By Steve Fogleman for TennisEastCoast.com
At the end of the day, I am an avid tennis fan. But at the beginning of the day, I am an avid fan of rules and regulations. As a trial lawyer, I am constantly arguing interpretation before the courts in which I practice. In addition, I chair a local regulatory agency where we are often asked to make decisions on intepreting rules and regulations in administrative hearings.
Rules? I love ’em. Without them, there would be chaos.
In January, I read a report on Tennis.com regarding spectators having been removed from the grounds of the ASB Classic and Heineken Open in Auckland, New Zealand for “using a handheld device, possibly to bet on specific points and take advantage of the delay of several seconds before other gamblers saw the points played on television”. According to the article, another man was ejected from Wimbledon last year for a similar offense.
This made me wonder: what kind of futuristic hand-held device could the transgressors have possessed? The answer is probably an I-phone.
Any cell phone can text scores to a third-party. Any smart phone can tweet scores through twitter to millions of people around the planet.
The Tennis Integrity Unit (TIU) was set up in September 2008 as a joint initiative of the ITF, ATP, WTA and the Grand Slam Committee to look into “betting-related corruption challenges that faced professional tennis,” according to its website. According to the article below, TIU keeps a “blacklist” of known on-site tennis bettors.
A review of TIU’s site quickly demonstrates that their primary focus is on disciplining players (as in the recent lifetime ban of Daniel Koellerer) and others with a close association to the sport rather than fans. So, who’s the boss when it comes to a “twitter ban”?
ATP Rule 6.09 (F) says no tournament shall allow or authorize
dissemination, transmission, publication or release from the grounds of the tournament any live match score, or any related live statistical data until :30 seconds after the actual occurrence.
Section 17 (A) (19) of the 2012 WTA Official Rulebook states on Page 311 that
All media areas shall be gambling-free zones, and any persons credentialed for such areas, if found to be gambling on tennis or passing insider information to third parties for use in connection with gambling, shall have their credentials revoked. Media credentials must contain a provision whereby the media member acknowledges and agrees that he/she will not disseminate, transmit publish or release from the grounds of the tournament any live match score, or any related live statistical data until :30 seconds after the actual occurrence of the incident of match play or action that leads to such live score update (e.g. a point being scored), and that such use shall be solely for news reporting and editorial use. Any media known to be working for gambling companies shall not be issued credentials. If found to be working for a gambling company after issuance of the credential, the credential shall be revoked.

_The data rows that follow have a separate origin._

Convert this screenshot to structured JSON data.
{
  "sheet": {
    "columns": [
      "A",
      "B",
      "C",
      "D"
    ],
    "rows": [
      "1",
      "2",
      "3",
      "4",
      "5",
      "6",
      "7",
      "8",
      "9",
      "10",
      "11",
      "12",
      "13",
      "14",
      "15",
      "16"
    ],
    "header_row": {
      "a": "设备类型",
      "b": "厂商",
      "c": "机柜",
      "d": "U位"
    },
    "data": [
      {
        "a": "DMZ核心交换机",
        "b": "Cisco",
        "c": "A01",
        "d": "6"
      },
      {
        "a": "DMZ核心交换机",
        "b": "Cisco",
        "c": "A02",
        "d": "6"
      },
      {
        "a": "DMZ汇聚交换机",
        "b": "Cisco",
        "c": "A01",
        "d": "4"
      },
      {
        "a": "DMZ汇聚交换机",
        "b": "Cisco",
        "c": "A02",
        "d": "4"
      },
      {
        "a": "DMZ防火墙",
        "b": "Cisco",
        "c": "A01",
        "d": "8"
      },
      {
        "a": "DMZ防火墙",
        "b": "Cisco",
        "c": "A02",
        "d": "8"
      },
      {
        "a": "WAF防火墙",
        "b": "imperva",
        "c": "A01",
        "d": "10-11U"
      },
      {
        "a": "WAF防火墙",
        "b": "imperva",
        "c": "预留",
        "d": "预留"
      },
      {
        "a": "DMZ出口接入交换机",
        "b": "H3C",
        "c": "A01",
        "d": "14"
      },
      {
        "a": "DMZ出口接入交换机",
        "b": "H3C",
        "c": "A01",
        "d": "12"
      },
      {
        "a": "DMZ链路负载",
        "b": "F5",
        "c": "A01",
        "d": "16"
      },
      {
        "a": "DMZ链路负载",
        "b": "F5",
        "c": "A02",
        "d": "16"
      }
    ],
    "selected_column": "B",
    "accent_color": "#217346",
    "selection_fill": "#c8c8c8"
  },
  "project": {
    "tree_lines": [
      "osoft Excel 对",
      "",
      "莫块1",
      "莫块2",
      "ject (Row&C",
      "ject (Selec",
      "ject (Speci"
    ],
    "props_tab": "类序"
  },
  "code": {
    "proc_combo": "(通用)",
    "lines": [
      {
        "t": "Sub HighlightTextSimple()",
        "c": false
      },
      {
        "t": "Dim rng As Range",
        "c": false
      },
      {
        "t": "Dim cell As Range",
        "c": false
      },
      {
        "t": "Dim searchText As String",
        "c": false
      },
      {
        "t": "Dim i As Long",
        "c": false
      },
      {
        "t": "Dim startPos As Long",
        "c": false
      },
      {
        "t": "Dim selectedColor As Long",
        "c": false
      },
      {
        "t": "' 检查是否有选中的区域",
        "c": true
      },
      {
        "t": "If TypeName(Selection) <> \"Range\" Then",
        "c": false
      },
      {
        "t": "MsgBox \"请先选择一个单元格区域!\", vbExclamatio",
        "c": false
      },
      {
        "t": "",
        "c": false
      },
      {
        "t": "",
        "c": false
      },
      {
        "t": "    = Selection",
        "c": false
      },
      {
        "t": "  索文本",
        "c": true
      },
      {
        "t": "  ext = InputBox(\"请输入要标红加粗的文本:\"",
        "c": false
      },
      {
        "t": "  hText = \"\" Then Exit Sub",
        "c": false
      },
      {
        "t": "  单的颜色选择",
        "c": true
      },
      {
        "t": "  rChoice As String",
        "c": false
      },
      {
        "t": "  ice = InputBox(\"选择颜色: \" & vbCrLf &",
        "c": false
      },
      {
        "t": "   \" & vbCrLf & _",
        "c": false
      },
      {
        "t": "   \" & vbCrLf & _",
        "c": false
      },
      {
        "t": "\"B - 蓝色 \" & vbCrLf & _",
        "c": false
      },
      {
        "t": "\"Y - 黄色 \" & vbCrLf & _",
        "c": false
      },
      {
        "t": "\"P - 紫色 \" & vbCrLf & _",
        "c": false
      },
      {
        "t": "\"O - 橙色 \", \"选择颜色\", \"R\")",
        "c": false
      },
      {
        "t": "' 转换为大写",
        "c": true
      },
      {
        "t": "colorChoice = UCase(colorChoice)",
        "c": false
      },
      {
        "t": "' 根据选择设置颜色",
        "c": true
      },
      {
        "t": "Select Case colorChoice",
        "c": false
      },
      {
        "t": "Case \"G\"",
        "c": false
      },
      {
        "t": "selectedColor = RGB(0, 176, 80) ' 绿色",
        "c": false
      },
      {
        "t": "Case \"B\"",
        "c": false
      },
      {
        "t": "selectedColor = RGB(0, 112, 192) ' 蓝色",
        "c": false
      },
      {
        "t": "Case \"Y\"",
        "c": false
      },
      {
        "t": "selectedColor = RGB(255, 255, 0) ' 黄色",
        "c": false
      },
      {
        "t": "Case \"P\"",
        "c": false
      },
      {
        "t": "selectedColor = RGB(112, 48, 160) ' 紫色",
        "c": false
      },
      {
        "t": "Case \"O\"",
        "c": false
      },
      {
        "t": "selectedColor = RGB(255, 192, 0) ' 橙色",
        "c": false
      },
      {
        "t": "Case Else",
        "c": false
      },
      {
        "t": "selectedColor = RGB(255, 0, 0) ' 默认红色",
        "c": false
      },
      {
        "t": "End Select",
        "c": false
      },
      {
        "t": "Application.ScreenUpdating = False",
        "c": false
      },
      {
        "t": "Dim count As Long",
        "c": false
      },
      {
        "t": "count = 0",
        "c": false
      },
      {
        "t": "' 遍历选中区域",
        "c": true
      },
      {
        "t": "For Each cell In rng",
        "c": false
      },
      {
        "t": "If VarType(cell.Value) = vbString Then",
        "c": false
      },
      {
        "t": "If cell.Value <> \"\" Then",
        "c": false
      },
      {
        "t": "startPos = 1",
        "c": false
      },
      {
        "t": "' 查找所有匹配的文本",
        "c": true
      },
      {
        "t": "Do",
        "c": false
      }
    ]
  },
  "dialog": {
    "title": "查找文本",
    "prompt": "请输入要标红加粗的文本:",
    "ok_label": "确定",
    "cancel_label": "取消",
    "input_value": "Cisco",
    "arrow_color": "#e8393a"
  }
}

A look around the web shows that these rules are being highlighted in media credential requests from Wimbledon, Auckland, Indian Wells and the Estoril Open. However, it doesn’t appear that these rules were mentioned prior to 2011. And without naming names, I have seen many tournament credentials that did not have the required warning language.
In order for a rule to work, people need to know that such a rule exists. The WTA is now strictly enforcing this rule in 2012, according to an unnamed tournament official.
Why enforce the rule? It apparently exists to prohibit illegal gambling, in the sense that it is illegal to place a bet on something where a bettor has an advantage by already knowing the result before he/she places the bet. Betfair and other websites allow you to not only bet on the outcome of the match, but also place a bet on each serve, the number of points a player will win in a given game and so on. So, it seems that pro tennis wants to protect internet gambling from…the internet. The added irony here is that ALL ONLINE GAMBLING IS ILLEGAL IN THE UNITED STATES. I have no sympathy for gambling companies in this instance. If they use technology to allow these second-by-second exotic bets, then it’s obvious that the companies will occasionally be burned by someone who can use the internet better than they can.
Tennis betting does nothing positive for the sport, so why protect it? I’m still unclear on that. However, it is crystal clear that you can not disseminate match data for thirty seconds.
So, if you’re a fan who live tweets a score, they would probably have to (1) find you on the grounds, and (2) issue you a warning before tossing you out. If you’re credentialed media, you’ve already been warned by the notice on the back of your press pass.
Don’t look for any live tweets of match scores, medical timeouts or other determinative information from our website’s twitter account.
In reality, by the time a tweet is typed and then uploaded on a smart phone, thirty seconds should easily have passed. In fact, the wireless data reception is often terrible at tournaments. The US Open is famous for jammed smart phones. I always thought it was because thousands of people were overloading the nearest tower. Now I wonder if something more deliberate is afoot, since WTA and ATP rules authorize tournaments to tweak their own wireless service providers to build in a delay at their choosing.
So love it or hate it, it’s the rule. You’ve been forewarned, tennis tweeps!
Here’s a more traditional way to get tossed: